====== EXTRACTED INFORMATION ======

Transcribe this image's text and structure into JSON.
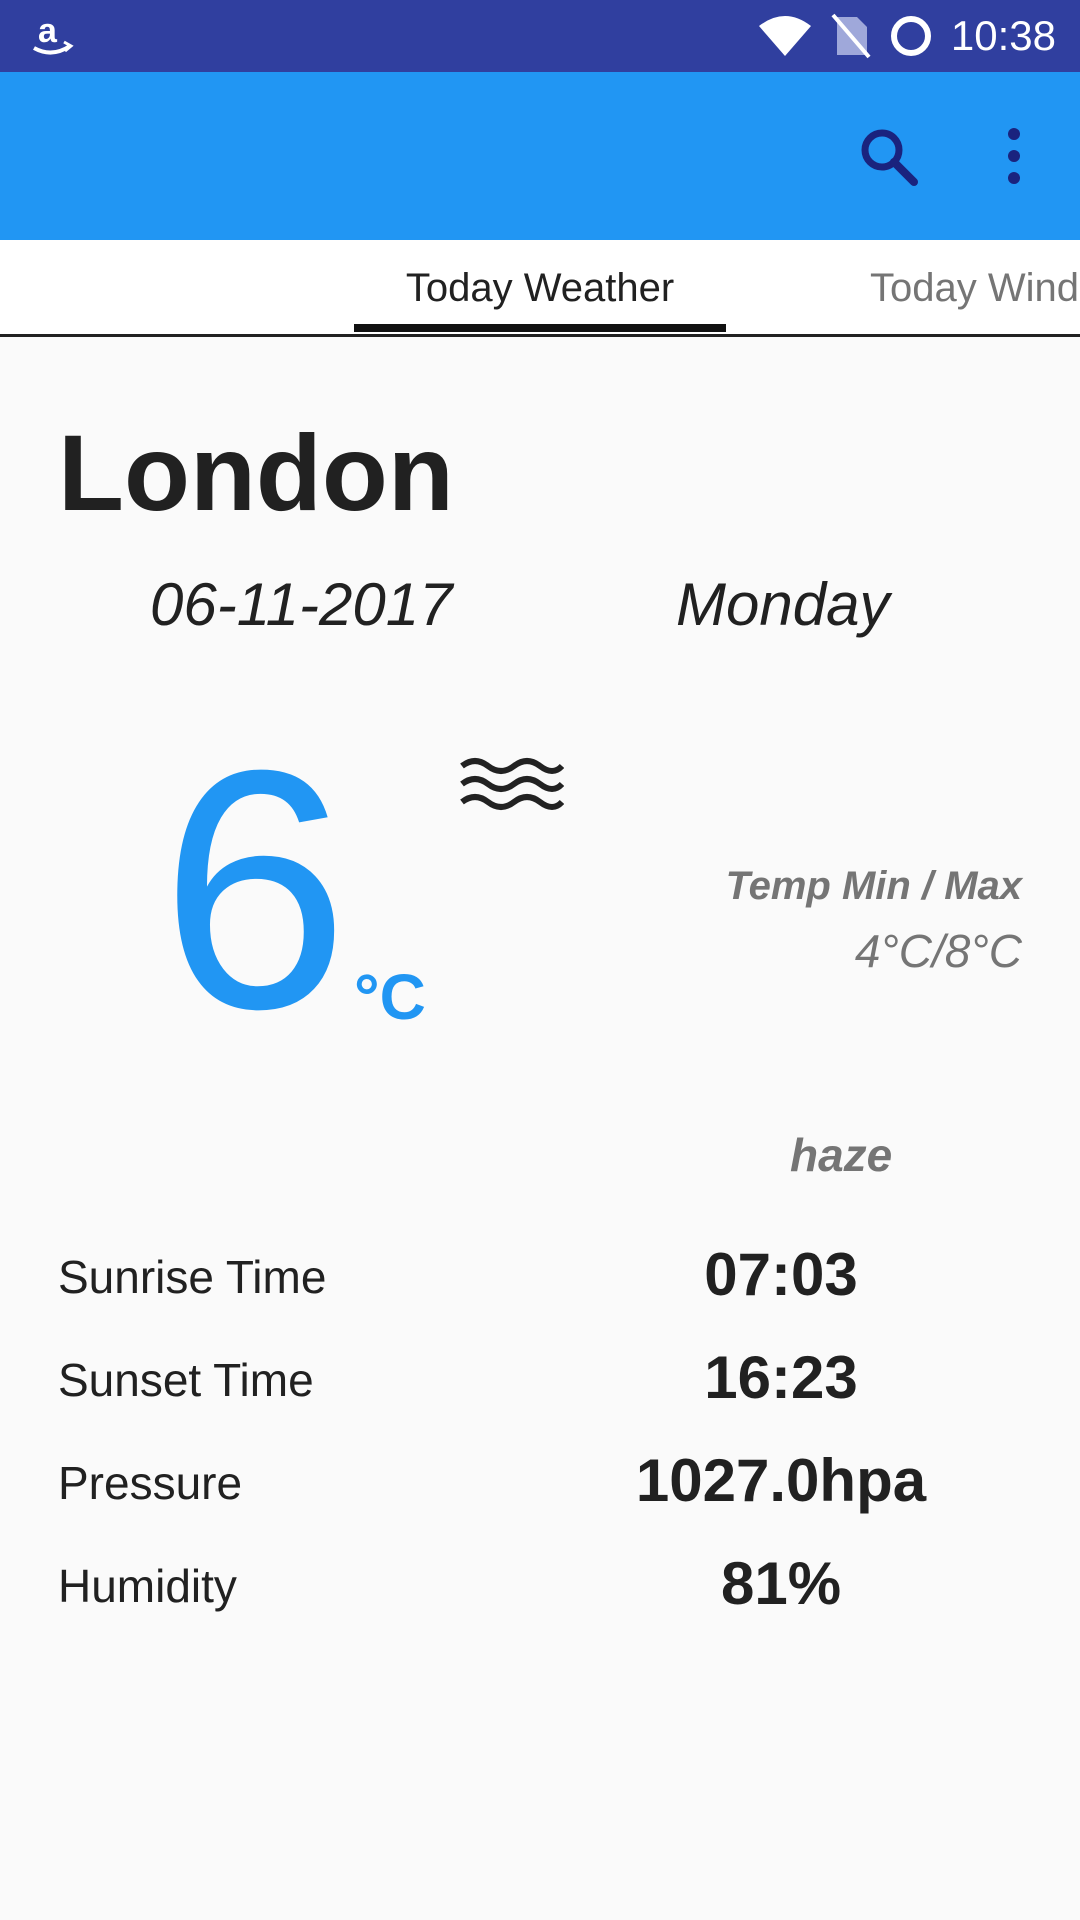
{
  "status_bar": {
    "time": "10:38",
    "icons": [
      "amazon-icon",
      "wifi-icon",
      "no-sim-icon",
      "sync-circle-icon"
    ]
  },
  "app_bar": {
    "color": "#2196f3",
    "icons": [
      "search-icon",
      "overflow-menu-icon"
    ]
  },
  "tabs": [
    {
      "label": "Today Weather",
      "selected": true
    },
    {
      "label": "Today Wind",
      "selected": false
    }
  ],
  "weather": {
    "city": "London",
    "date": "06-11-2017",
    "weekday": "Monday",
    "temperature": "6",
    "unit": "°C",
    "icon": "haze-icon",
    "minmax_label": "Temp Min / Max",
    "minmax_value": "4°C/8°C",
    "condition": "haze"
  },
  "details": [
    {
      "label": "Sunrise Time",
      "value": "07:03"
    },
    {
      "label": "Sunset Time",
      "value": "16:23"
    },
    {
      "label": "Pressure",
      "value": "1027.0hpa"
    },
    {
      "label": "Humidity",
      "value": "81%"
    }
  ],
  "colors": {
    "status_bar": "#303f9f",
    "accent": "#2196f3",
    "secondary_text": "#757575"
  }
}
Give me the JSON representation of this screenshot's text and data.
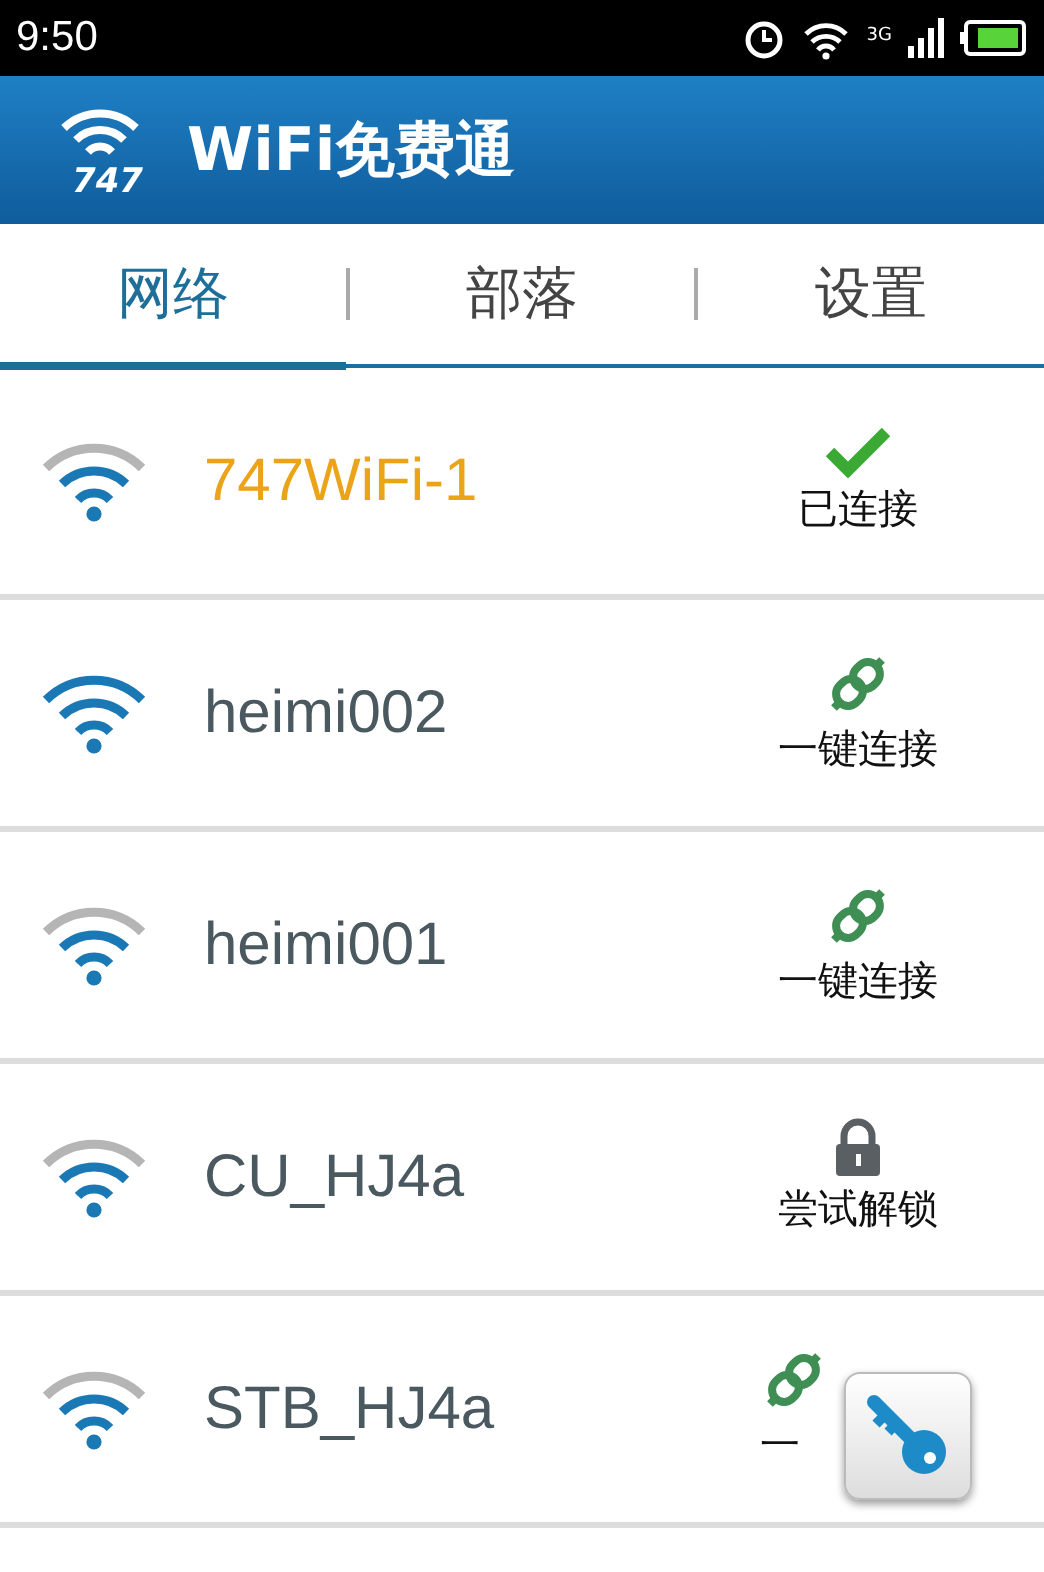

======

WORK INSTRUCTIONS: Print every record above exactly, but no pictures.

OUTPUT OF THE TASK:
Transcribe this image's text and structure into JSON.
{
  "status_bar": {
    "time": "10:38",
    "icons": [
      "amazon-icon",
      "wifi-icon",
      "no-sim-icon",
      "sync-circle-icon"
    ]
  },
  "app_bar": {
    "color": "#2196f3",
    "icons": [
      "search-icon",
      "overflow-menu-icon"
    ]
  },
  "tabs": [
    {
      "label": "Today Weather",
      "selected": true
    },
    {
      "label": "Today Wind",
      "selected": false
    }
  ],
  "weather": {
    "city": "London",
    "date": "06-11-2017",
    "weekday": "Monday",
    "temperature": "6",
    "unit": "°C",
    "icon": "haze-icon",
    "minmax_label": "Temp Min / Max",
    "minmax_value": "4°C/8°C",
    "condition": "haze"
  },
  "details": [
    {
      "label": "Sunrise Time",
      "value": "07:03"
    },
    {
      "label": "Sunset Time",
      "value": "16:23"
    },
    {
      "label": "Pressure",
      "value": "1027.0hpa"
    },
    {
      "label": "Humidity",
      "value": "81%"
    }
  ],
  "colors": {
    "status_bar": "#303f9f",
    "accent": "#2196f3",
    "secondary_text": "#757575"
  }
}
Give me the JSON representation of this screenshot's text and data.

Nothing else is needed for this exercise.